- Exercise directions: Look for the string "widths" in the material below. Copy every line where you find it.

-- Opening Marker --

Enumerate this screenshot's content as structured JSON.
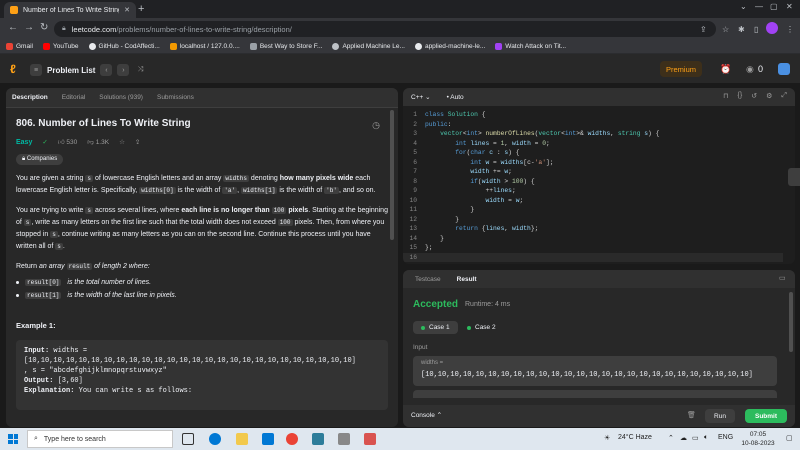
{
  "browser": {
    "tab_title": "Number of Lines To Write String",
    "url_host": "leetcode.com",
    "url_path": "/problems/number-of-lines-to-write-string/description/",
    "bookmarks": [
      {
        "label": "Gmail",
        "color": "#ea4335"
      },
      {
        "label": "YouTube",
        "color": "#ff0000"
      },
      {
        "label": "GitHub - CodAffecti...",
        "color": "#e8eaed"
      },
      {
        "label": "localhost / 127.0.0....",
        "color": "#f29900"
      },
      {
        "label": "Best Way to Store F...",
        "color": "#9aa0a6"
      },
      {
        "label": "Applied Machine Le...",
        "color": "#bdc1c6"
      },
      {
        "label": "applied-machine-le...",
        "color": "#e8eaed"
      },
      {
        "label": "Watch Attack on Tit...",
        "color": "#a142f4"
      }
    ]
  },
  "nav": {
    "problem_list": "Problem List",
    "premium": "Premium",
    "streak": "0"
  },
  "left": {
    "tabs": [
      "Description",
      "Editorial",
      "Solutions (939)",
      "Submissions"
    ],
    "title": "806. Number of Lines To Write String",
    "difficulty": "Easy",
    "likes": "530",
    "dislikes": "1.3K",
    "companies": "Companies",
    "p1": {
      "a": "You are given a string ",
      "b": "s",
      "c": " of lowercase English letters and an array ",
      "d": "widths",
      "e": " denoting ",
      "f": "how many pixels wide",
      "g": " each lowercase English letter is. Specifically, ",
      "h": "widths[0]",
      "i": " is the width of ",
      "j": "'a'",
      "k": ", ",
      "l": "widths[1]",
      "m": " is the width of ",
      "n": "'b'",
      "o": ", and so on."
    },
    "p2": {
      "a": "You are trying to write ",
      "b": "s",
      "c": " across several lines, where ",
      "d": "each line is no longer than ",
      "e": "100",
      "f": " pixels",
      "g": ". Starting at the beginning of ",
      "h": "s",
      "i": ", write as many letters on the first line such that the total width does not exceed ",
      "j": "100",
      "k": " pixels. Then, from where you stopped in ",
      "l": "s",
      "m": ", continue writing as many letters as you can on the second line. Continue this process until you have written all of ",
      "n": "s",
      "o": "."
    },
    "p3": {
      "a": "Return ",
      "b": "an array ",
      "c": "result",
      "d": " of length 2 where:"
    },
    "bullets": [
      {
        "code": "result[0]",
        "text": " is the total number of lines."
      },
      {
        "code": "result[1]",
        "text": " is the width of the last line in pixels."
      }
    ],
    "example_heading": "Example 1:",
    "example": {
      "input_label": "Input:",
      "input_a": " widths =",
      "input_b": "[10,10,10,10,10,10,10,10,10,10,10,10,10,10,10,10,10,10,10,10,10,10,10,10,10,10]",
      "input_c": ", s = \"abcdefghijklmnopqrstuvwxyz\"",
      "output_label": "Output:",
      "output": " [3,60]",
      "expl_label": "Explanation:",
      "expl": " You can write s as follows:"
    }
  },
  "editor": {
    "language": "C++",
    "mode": "Auto",
    "lines": [
      {
        "n": "1",
        "parts": [
          [
            "kw",
            "class "
          ],
          [
            "ty",
            "Solution "
          ],
          [
            "pl",
            "{"
          ]
        ]
      },
      {
        "n": "2",
        "parts": [
          [
            "kw",
            "public"
          ],
          [
            "pl",
            ":"
          ]
        ]
      },
      {
        "n": "3",
        "parts": [
          [
            "pl",
            "    "
          ],
          [
            "ty",
            "vector"
          ],
          [
            "pl",
            "<"
          ],
          [
            "kw",
            "int"
          ],
          [
            "pl",
            "> "
          ],
          [
            "fn",
            "numberOfLines"
          ],
          [
            "pl",
            "("
          ],
          [
            "ty",
            "vector"
          ],
          [
            "pl",
            "<"
          ],
          [
            "kw",
            "int"
          ],
          [
            "pl",
            ">& "
          ],
          [
            "ct",
            "widths"
          ],
          [
            "pl",
            ", "
          ],
          [
            "ty",
            "string "
          ],
          [
            "ct",
            "s"
          ],
          [
            "pl",
            ") {"
          ]
        ]
      },
      {
        "n": "4",
        "parts": [
          [
            "pl",
            "        "
          ],
          [
            "kw",
            "int "
          ],
          [
            "ct",
            "lines "
          ],
          [
            "pl",
            "= "
          ],
          [
            "nu",
            "1"
          ],
          [
            "pl",
            ", "
          ],
          [
            "ct",
            "width "
          ],
          [
            "pl",
            "= "
          ],
          [
            "nu",
            "0"
          ],
          [
            "pl",
            ";"
          ]
        ]
      },
      {
        "n": "5",
        "parts": [
          [
            "pl",
            "        "
          ],
          [
            "kw",
            "for"
          ],
          [
            "pl",
            "("
          ],
          [
            "kw",
            "char "
          ],
          [
            "ct",
            "c "
          ],
          [
            "pl",
            ": "
          ],
          [
            "ct",
            "s"
          ],
          [
            "pl",
            ") {"
          ]
        ]
      },
      {
        "n": "6",
        "parts": [
          [
            "pl",
            "            "
          ],
          [
            "kw",
            "int "
          ],
          [
            "ct",
            "w "
          ],
          [
            "pl",
            "= "
          ],
          [
            "ct",
            "widths"
          ],
          [
            "pl",
            "[c-"
          ],
          [
            "st",
            "'a'"
          ],
          [
            "pl",
            "];"
          ]
        ]
      },
      {
        "n": "7",
        "parts": [
          [
            "pl",
            "            "
          ],
          [
            "ct",
            "width "
          ],
          [
            "pl",
            "+= "
          ],
          [
            "ct",
            "w"
          ],
          [
            "pl",
            ";"
          ]
        ]
      },
      {
        "n": "8",
        "parts": [
          [
            "pl",
            "            "
          ],
          [
            "kw",
            "if"
          ],
          [
            "pl",
            "("
          ],
          [
            "ct",
            "width "
          ],
          [
            "pl",
            "> "
          ],
          [
            "nu",
            "100"
          ],
          [
            "pl",
            ") {"
          ]
        ]
      },
      {
        "n": "9",
        "parts": [
          [
            "pl",
            "                ++"
          ],
          [
            "ct",
            "lines"
          ],
          [
            "pl",
            ";"
          ]
        ]
      },
      {
        "n": "10",
        "parts": [
          [
            "pl",
            "                "
          ],
          [
            "ct",
            "width "
          ],
          [
            "pl",
            "= "
          ],
          [
            "ct",
            "w"
          ],
          [
            "pl",
            ";"
          ]
        ]
      },
      {
        "n": "11",
        "parts": [
          [
            "pl",
            "            }"
          ]
        ]
      },
      {
        "n": "12",
        "parts": [
          [
            "pl",
            "        }"
          ]
        ]
      },
      {
        "n": "13",
        "parts": [
          [
            "pl",
            "        "
          ],
          [
            "kw",
            "return "
          ],
          [
            "pl",
            "{"
          ],
          [
            "ct",
            "lines"
          ],
          [
            "pl",
            ", "
          ],
          [
            "ct",
            "width"
          ],
          [
            "pl",
            "};"
          ]
        ]
      },
      {
        "n": "14",
        "parts": [
          [
            "pl",
            "    }"
          ]
        ]
      },
      {
        "n": "15",
        "parts": [
          [
            "pl",
            "};"
          ]
        ]
      },
      {
        "n": "16",
        "parts": []
      }
    ]
  },
  "results": {
    "tabs": [
      "Testcase",
      "Result"
    ],
    "status": "Accepted",
    "runtime": "Runtime: 4 ms",
    "case1": "Case 1",
    "case2": "Case 2",
    "input_label": "Input",
    "var_name": "widths =",
    "var_value": "[10,10,10,10,10,10,10,10,10,10,10,10,10,10,10,10,10,10,10,10,10,10,10,10,10,10]",
    "console": "Console",
    "run": "Run",
    "submit": "Submit"
  },
  "taskbar": {
    "search_placeholder": "Type here to search",
    "weather": "24°C  Haze",
    "lang": "ENG",
    "time": "07:05",
    "date": "10-08-2023"
  }
}
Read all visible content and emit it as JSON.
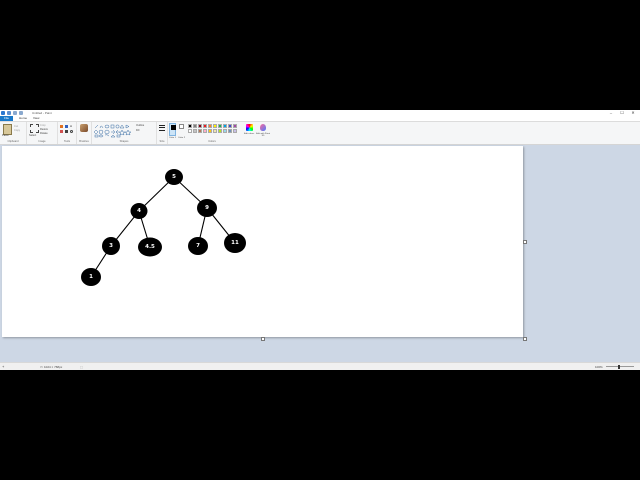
{
  "window": {
    "title": "Untitled - Paint",
    "controls": {
      "minimize": "–",
      "maximize": "☐",
      "close": "✕"
    }
  },
  "tabs": [
    {
      "label": "File",
      "active": true
    },
    {
      "label": "Home",
      "active": false
    },
    {
      "label": "View",
      "active": false
    }
  ],
  "ribbon": {
    "clipboard": {
      "paste": "Paste",
      "cut": "Cut",
      "copy": "Copy",
      "label": "Clipboard"
    },
    "image": {
      "select": "Select",
      "crop": "Crop",
      "resize": "Resize",
      "rotate": "Rotate",
      "label": "Image"
    },
    "tools": {
      "label": "Tools"
    },
    "brushes": {
      "label": "Brushes"
    },
    "shapes": {
      "outline": "Outline",
      "fill": "Fill",
      "label": "Shapes"
    },
    "size": {
      "label": "Size"
    },
    "colors": {
      "color1": "Color 1",
      "color2": "Color 2",
      "edit": "Edit colors",
      "label": "Colors"
    },
    "paint3d": {
      "label": "Edit with Paint 3D"
    },
    "palette": [
      "#000000",
      "#7f7f7f",
      "#880015",
      "#ed1c24",
      "#ff7f27",
      "#fff200",
      "#22b14c",
      "#00a2e8",
      "#3f48cc",
      "#a349a4",
      "#ffffff",
      "#c3c3c3",
      "#b97a57",
      "#ffaec9",
      "#ffc90e",
      "#efe4b0",
      "#b5e61d",
      "#99d9ea",
      "#7092be",
      "#c8bfe7"
    ]
  },
  "tree": {
    "nodes": [
      {
        "id": "n5",
        "label": "5"
      },
      {
        "id": "n4",
        "label": "4"
      },
      {
        "id": "n9",
        "label": "9"
      },
      {
        "id": "n3",
        "label": "3"
      },
      {
        "id": "n45",
        "label": "4.5"
      },
      {
        "id": "n7",
        "label": "7"
      },
      {
        "id": "n11",
        "label": "11"
      },
      {
        "id": "n1",
        "label": "1"
      }
    ],
    "edges": [
      [
        "n5",
        "n4"
      ],
      [
        "n5",
        "n9"
      ],
      [
        "n4",
        "n3"
      ],
      [
        "n4",
        "n45"
      ],
      [
        "n9",
        "n7"
      ],
      [
        "n9",
        "n11"
      ],
      [
        "n3",
        "n1"
      ]
    ]
  },
  "status": {
    "cursor": "",
    "selection": "",
    "canvas_size": "1024 × 768px",
    "zoom": "100%"
  },
  "colors": {
    "accent": "#1979ca",
    "workspace": "#cdd7e5"
  }
}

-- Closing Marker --

- Solution to this exercise:
      "d": "widths",
      "h": "widths[0]",
      "l": "widths[1]",
      "input_a": " widths =",
            "widths"
            "widths"
    "var_name": "widths =",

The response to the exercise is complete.